→ Task goal
Should an entry contain an image, omit it and repeat the rest exactly.

→ Supplied material

════

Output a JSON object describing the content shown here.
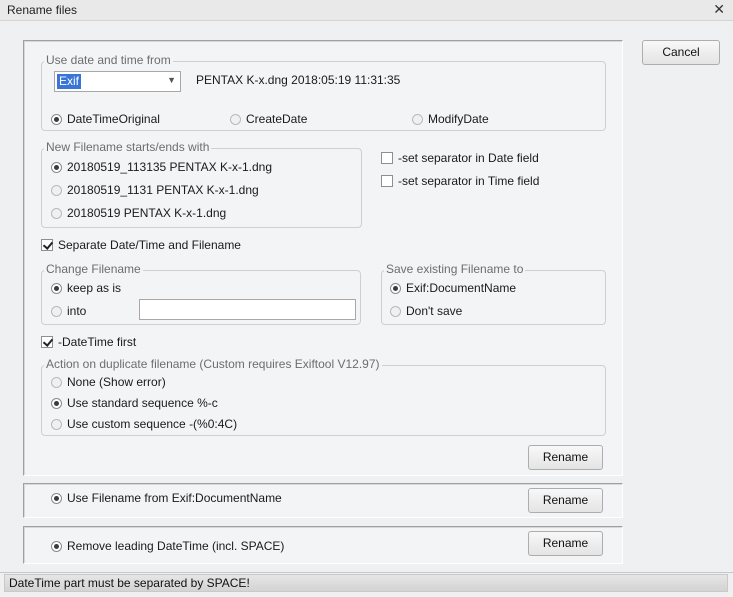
{
  "window": {
    "title": "Rename files",
    "close_glyph": "✕"
  },
  "cancel_button": "Cancel",
  "date_group": {
    "legend": "Use date and time from",
    "source_selected": "Exif",
    "file_info": "PENTAX K-x.dng 2018:05:19 11:31:35",
    "options": [
      {
        "label": "DateTimeOriginal",
        "checked": true
      },
      {
        "label": "CreateDate",
        "checked": false
      },
      {
        "label": "ModifyDate",
        "checked": false
      }
    ]
  },
  "new_name_group": {
    "legend": "New Filename starts/ends with",
    "options": [
      {
        "label": "20180519_113135 PENTAX K-x-1.dng",
        "checked": true
      },
      {
        "label": "20180519_1131 PENTAX K-x-1.dng",
        "checked": false
      },
      {
        "label": "20180519 PENTAX K-x-1.dng",
        "checked": false
      }
    ]
  },
  "separator_checks": {
    "date": {
      "label": "-set separator in Date field",
      "checked": false
    },
    "time": {
      "label": "-set separator in Time field",
      "checked": false
    }
  },
  "separate_check": {
    "label": "Separate Date/Time and Filename",
    "checked": true
  },
  "change_group": {
    "legend": "Change Filename",
    "keep": {
      "label": "keep as is",
      "checked": true
    },
    "into": {
      "label": "into",
      "checked": false,
      "value": ""
    }
  },
  "save_group": {
    "legend": "Save existing Filename to",
    "options": [
      {
        "label": "Exif:DocumentName",
        "checked": true
      },
      {
        "label": "Don't save",
        "checked": false
      }
    ]
  },
  "datetime_first": {
    "label": "-DateTime first",
    "checked": true
  },
  "duplicate_group": {
    "legend": "Action on duplicate filename (Custom requires Exiftool V12.97)",
    "options": [
      {
        "label": "None (Show error)",
        "checked": false
      },
      {
        "label": "Use standard sequence %-c",
        "checked": true
      },
      {
        "label": "Use custom sequence -(%0:4C)",
        "checked": false
      }
    ]
  },
  "rename_label": "Rename",
  "use_filename_option": {
    "label": "Use Filename from Exif:DocumentName",
    "checked": true
  },
  "remove_leading_option": {
    "label": "Remove leading DateTime (incl. SPACE)",
    "checked": true
  },
  "status": "DateTime part must be separated by SPACE!"
}
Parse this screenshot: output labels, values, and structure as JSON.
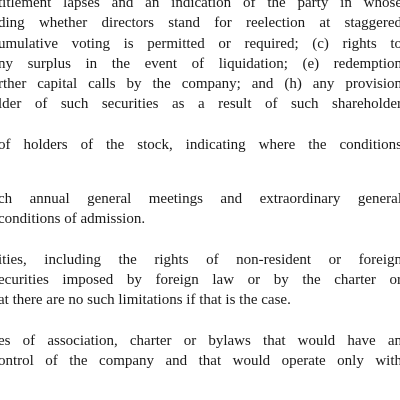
{
  "document": {
    "paragraphs": [
      {
        "lines": [
          "titlement lapses and an indication of the party in whose",
          "ding whether directors stand for reelection at staggered",
          "umulative voting is permitted or required; (c) rights to",
          "ny surplus in the event of liquidation; (e) redemption",
          "rther capital calls by the company; and (h) any provision",
          "lder of such securities as a result of such shareholder"
        ]
      },
      {
        "lines": [
          "of holders of the stock, indicating where the conditions"
        ]
      },
      {
        "lines": [
          "ch annual general meetings and extraordinary general",
          "conditions of admission."
        ]
      },
      {
        "lines": [
          "ities, including the rights of non-resident or foreign",
          "ecurities imposed by foreign law or by the charter or",
          "at there are no such limitations if that is the case."
        ]
      },
      {
        "lines": [
          "es of association, charter or bylaws that would have an",
          "ontrol of the company and that would operate only with"
        ]
      }
    ]
  }
}
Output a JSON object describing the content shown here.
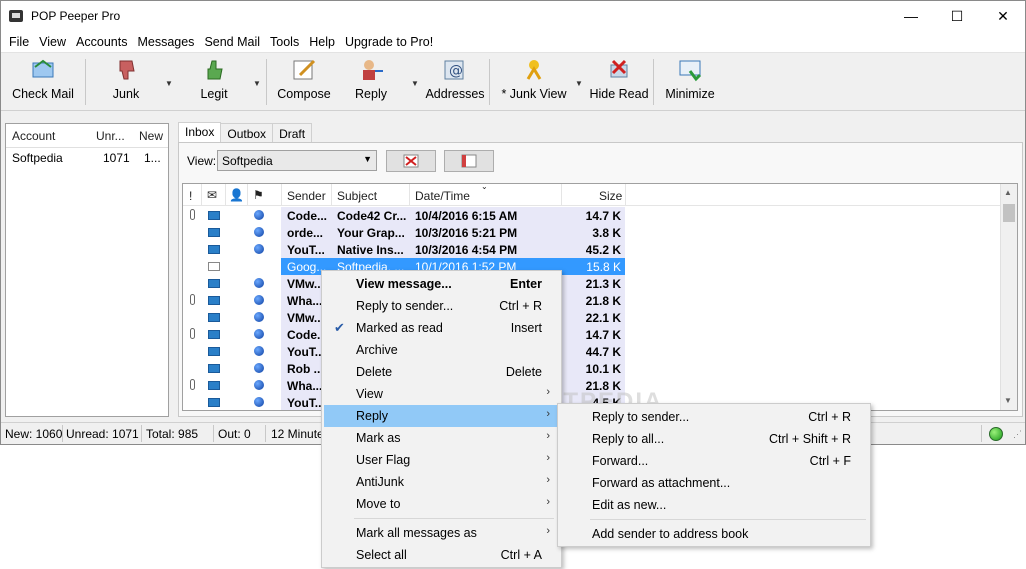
{
  "window": {
    "title": "POP Peeper Pro"
  },
  "menubar": [
    "File",
    "View",
    "Accounts",
    "Messages",
    "Send Mail",
    "Tools",
    "Help",
    "Upgrade to Pro!"
  ],
  "toolbar": {
    "check_mail": "Check Mail",
    "junk": "Junk",
    "legit": "Legit",
    "compose": "Compose",
    "reply": "Reply",
    "addresses": "Addresses",
    "junk_view": "* Junk View",
    "hide_read": "Hide Read",
    "minimize": "Minimize"
  },
  "accounts": {
    "headers": [
      "Account",
      "Unr...",
      "New"
    ],
    "rows": [
      {
        "name": "Softpedia",
        "unread": "1071",
        "new": "1..."
      }
    ]
  },
  "tabs": [
    "Inbox",
    "Outbox",
    "Draft"
  ],
  "view": {
    "label": "View:",
    "value": "Softpedia"
  },
  "messages": {
    "headers": {
      "flag": "!",
      "sender": "Sender",
      "subject": "Subject",
      "date": "Date/Time",
      "size": "Size"
    },
    "rows": [
      {
        "sender": "Code...",
        "subject": "Code42 Cr...",
        "date": "10/4/2016 6:15 AM",
        "size": "14.7 K"
      },
      {
        "sender": "orde...",
        "subject": "Your Grap...",
        "date": "10/3/2016 5:21 PM",
        "size": "3.8 K"
      },
      {
        "sender": "YouT...",
        "subject": "Native Ins...",
        "date": "10/3/2016 4:54 PM",
        "size": "45.2 K"
      },
      {
        "sender": "Goog...",
        "subject": "Softpedia, ...",
        "date": "10/1/2016 1:52 PM",
        "size": "15.8 K"
      },
      {
        "sender": "VMw...",
        "subject": "",
        "date": "",
        "size": "21.3 K"
      },
      {
        "sender": "Wha...",
        "subject": "",
        "date": "",
        "size": "21.8 K"
      },
      {
        "sender": "VMw...",
        "subject": "",
        "date": "",
        "size": "22.1 K"
      },
      {
        "sender": "Code...",
        "subject": "",
        "date": "",
        "size": "14.7 K"
      },
      {
        "sender": "YouT...",
        "subject": "",
        "date": "",
        "size": "44.7 K"
      },
      {
        "sender": "Rob ...",
        "subject": "",
        "date": "",
        "size": "10.1 K"
      },
      {
        "sender": "Wha...",
        "subject": "",
        "date": "",
        "size": "21.8 K"
      },
      {
        "sender": "YouT...",
        "subject": "",
        "date": "",
        "size": "4.5 K"
      }
    ]
  },
  "statusbar": {
    "new": "New: 1060",
    "unread": "Unread: 1071",
    "total": "Total: 985",
    "out": "Out: 0",
    "timer": "12 Minute"
  },
  "context_menu": {
    "view_message": "View message...",
    "view_message_sc": "Enter",
    "reply_sender": "Reply to sender...",
    "reply_sender_sc": "Ctrl + R",
    "marked_read": "Marked as read",
    "marked_read_sc": "Insert",
    "archive": "Archive",
    "delete": "Delete",
    "delete_sc": "Delete",
    "view": "View",
    "reply": "Reply",
    "mark_as": "Mark as",
    "user_flag": "User Flag",
    "antijunk": "AntiJunk",
    "move_to": "Move to",
    "mark_all": "Mark all messages as",
    "select_all": "Select all",
    "select_all_sc": "Ctrl + A"
  },
  "reply_submenu": {
    "reply_sender": "Reply to sender...",
    "reply_sender_sc": "Ctrl + R",
    "reply_all": "Reply to all...",
    "reply_all_sc": "Ctrl + Shift + R",
    "forward": "Forward...",
    "forward_sc": "Ctrl + F",
    "forward_attach": "Forward as attachment...",
    "edit_new": "Edit as new...",
    "add_sender": "Add sender to address book"
  },
  "colors": {
    "selection": "#3399ff",
    "menu_highlight": "#91c9f7",
    "unread_shade": "#e8e8f8"
  }
}
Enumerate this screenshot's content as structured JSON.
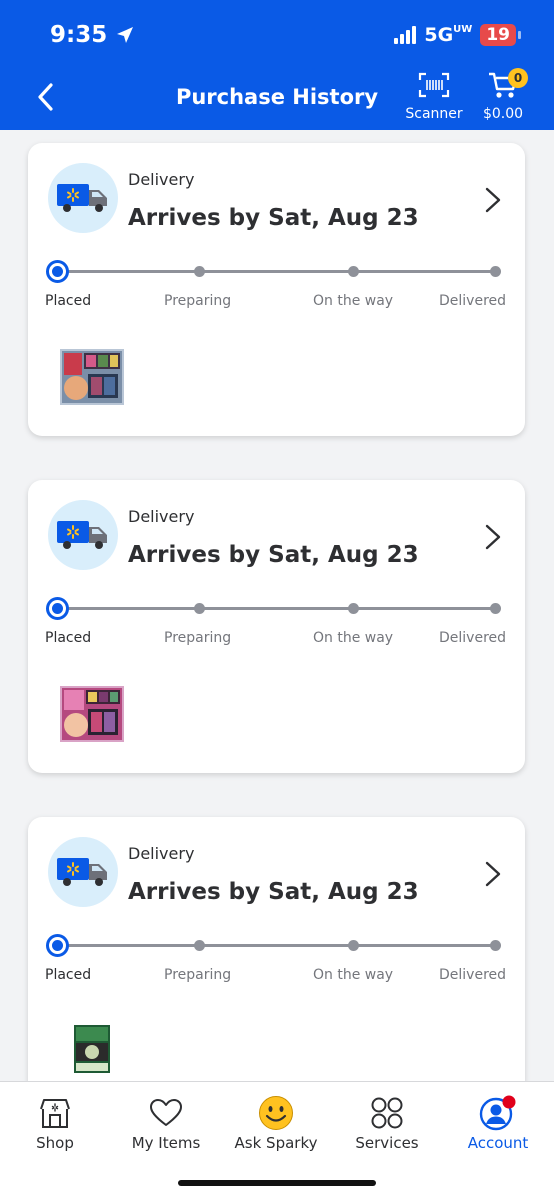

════

→ Result of this exercise
Output a JSON object describing the content shown here.
{
  "window": {
    "title": "Rename files",
    "close_glyph": "✕"
  },
  "cancel_button": "Cancel",
  "date_group": {
    "legend": "Use date and time from",
    "source_selected": "Exif",
    "file_info": "PENTAX K-x.dng 2018:05:19 11:31:35",
    "options": [
      {
        "label": "DateTimeOriginal",
        "checked": true
      },
      {
        "label": "CreateDate",
        "checked": false
      },
      {
        "label": "ModifyDate",
        "checked": false
      }
    ]
  },
  "new_name_group": {
    "legend": "New Filename starts/ends with",
    "options": [
      {
        "label": "20180519_113135 PENTAX K-x-1.dng",
        "checked": true
      },
      {
        "label": "20180519_1131 PENTAX K-x-1.dng",
        "checked": false
      },
      {
        "label": "20180519 PENTAX K-x-1.dng",
        "checked": false
      }
    ]
  },
  "separator_checks": {
    "date": {
      "label": "-set separator in Date field",
      "checked": false
    },
    "time": {
      "label": "-set separator in Time field",
      "checked": false
    }
  },
  "separate_check": {
    "label": "Separate Date/Time and Filename",
    "checked": true
  },
  "change_group": {
    "legend": "Change Filename",
    "keep": {
      "label": "keep as is",
      "checked": true
    },
    "into": {
      "label": "into",
      "checked": false,
      "value": ""
    }
  },
  "save_group": {
    "legend": "Save existing Filename to",
    "options": [
      {
        "label": "Exif:DocumentName",
        "checked": true
      },
      {
        "label": "Don't save",
        "checked": false
      }
    ]
  },
  "datetime_first": {
    "label": "-DateTime first",
    "checked": true
  },
  "duplicate_group": {
    "legend": "Action on duplicate filename (Custom requires Exiftool V12.97)",
    "options": [
      {
        "label": "None (Show error)",
        "checked": false
      },
      {
        "label": "Use standard sequence %-c",
        "checked": true
      },
      {
        "label": "Use custom sequence -(%0:4C)",
        "checked": false
      }
    ]
  },
  "rename_label": "Rename",
  "use_filename_option": {
    "label": "Use Filename from Exif:DocumentName",
    "checked": true
  },
  "remove_leading_option": {
    "label": "Remove leading DateTime (incl. SPACE)",
    "checked": true
  },
  "status": "DateTime part must be separated by SPACE!"
}
Parse this screenshot: output labels, values, and structure as JSON.
{
  "document": {
    "paragraphs": [
      {
        "lines": [
          "titlement lapses and an indication of the party in whose",
          "ding whether directors stand for reelection at staggered",
          "umulative voting is permitted or required; (c) rights to",
          "ny surplus in the event of liquidation; (e) redemption",
          "rther capital calls by the company; and (h) any provision",
          "lder of such securities as a result of such shareholder"
        ]
      },
      {
        "lines": [
          "of holders of the stock, indicating where the conditions"
        ]
      },
      {
        "lines": [
          "ch annual general meetings and extraordinary general",
          "conditions of admission."
        ]
      },
      {
        "lines": [
          "ities, including the rights of non-resident or foreign",
          "ecurities imposed by foreign law or by the charter or",
          "at there are no such limitations if that is the case."
        ]
      },
      {
        "lines": [
          "es of association, charter or bylaws that would have an",
          "ontrol of the company and that would operate only with"
        ]
      }
    ]
  }
}
Output a JSON object describing the content shown here.
{
  "window": {
    "title": "POP Peeper Pro"
  },
  "menubar": [
    "File",
    "View",
    "Accounts",
    "Messages",
    "Send Mail",
    "Tools",
    "Help",
    "Upgrade to Pro!"
  ],
  "toolbar": {
    "check_mail": "Check Mail",
    "junk": "Junk",
    "legit": "Legit",
    "compose": "Compose",
    "reply": "Reply",
    "addresses": "Addresses",
    "junk_view": "* Junk View",
    "hide_read": "Hide Read",
    "minimize": "Minimize"
  },
  "accounts": {
    "headers": [
      "Account",
      "Unr...",
      "New"
    ],
    "rows": [
      {
        "name": "Softpedia",
        "unread": "1071",
        "new": "1..."
      }
    ]
  },
  "tabs": [
    "Inbox",
    "Outbox",
    "Draft"
  ],
  "view": {
    "label": "View:",
    "value": "Softpedia"
  },
  "messages": {
    "headers": {
      "flag": "!",
      "sender": "Sender",
      "subject": "Subject",
      "date": "Date/Time",
      "size": "Size"
    },
    "rows": [
      {
        "sender": "Code...",
        "subject": "Code42 Cr...",
        "date": "10/4/2016 6:15 AM",
        "size": "14.7 K"
      },
      {
        "sender": "orde...",
        "subject": "Your Grap...",
        "date": "10/3/2016 5:21 PM",
        "size": "3.8 K"
      },
      {
        "sender": "YouT...",
        "subject": "Native Ins...",
        "date": "10/3/2016 4:54 PM",
        "size": "45.2 K"
      },
      {
        "sender": "Goog...",
        "subject": "Softpedia, ...",
        "date": "10/1/2016 1:52 PM",
        "size": "15.8 K"
      },
      {
        "sender": "VMw...",
        "subject": "",
        "date": "",
        "size": "21.3 K"
      },
      {
        "sender": "Wha...",
        "subject": "",
        "date": "",
        "size": "21.8 K"
      },
      {
        "sender": "VMw...",
        "subject": "",
        "date": "",
        "size": "22.1 K"
      },
      {
        "sender": "Code...",
        "subject": "",
        "date": "",
        "size": "14.7 K"
      },
      {
        "sender": "YouT...",
        "subject": "",
        "date": "",
        "size": "44.7 K"
      },
      {
        "sender": "Rob ...",
        "subject": "",
        "date": "",
        "size": "10.1 K"
      },
      {
        "sender": "Wha...",
        "subject": "",
        "date": "",
        "size": "21.8 K"
      },
      {
        "sender": "YouT...",
        "subject": "",
        "date": "",
        "size": "4.5 K"
      }
    ]
  },
  "statusbar": {
    "new": "New: 1060",
    "unread": "Unread: 1071",
    "total": "Total: 985",
    "out": "Out: 0",
    "timer": "12 Minute"
  },
  "context_menu": {
    "view_message": "View message...",
    "view_message_sc": "Enter",
    "reply_sender": "Reply to sender...",
    "reply_sender_sc": "Ctrl + R",
    "marked_read": "Marked as read",
    "marked_read_sc": "Insert",
    "archive": "Archive",
    "delete": "Delete",
    "delete_sc": "Delete",
    "view": "View",
    "reply": "Reply",
    "mark_as": "Mark as",
    "user_flag": "User Flag",
    "antijunk": "AntiJunk",
    "move_to": "Move to",
    "mark_all": "Mark all messages as",
    "select_all": "Select all",
    "select_all_sc": "Ctrl + A"
  },
  "reply_submenu": {
    "reply_sender": "Reply to sender...",
    "reply_sender_sc": "Ctrl + R",
    "reply_all": "Reply to all...",
    "reply_all_sc": "Ctrl + Shift + R",
    "forward": "Forward...",
    "forward_sc": "Ctrl + F",
    "forward_attach": "Forward as attachment...",
    "edit_new": "Edit as new...",
    "add_sender": "Add sender to address book"
  },
  "colors": {
    "selection": "#3399ff",
    "menu_highlight": "#91c9f7",
    "unread_shade": "#e8e8f8"
  }
}
Enumerate this screenshot's content as structured JSON.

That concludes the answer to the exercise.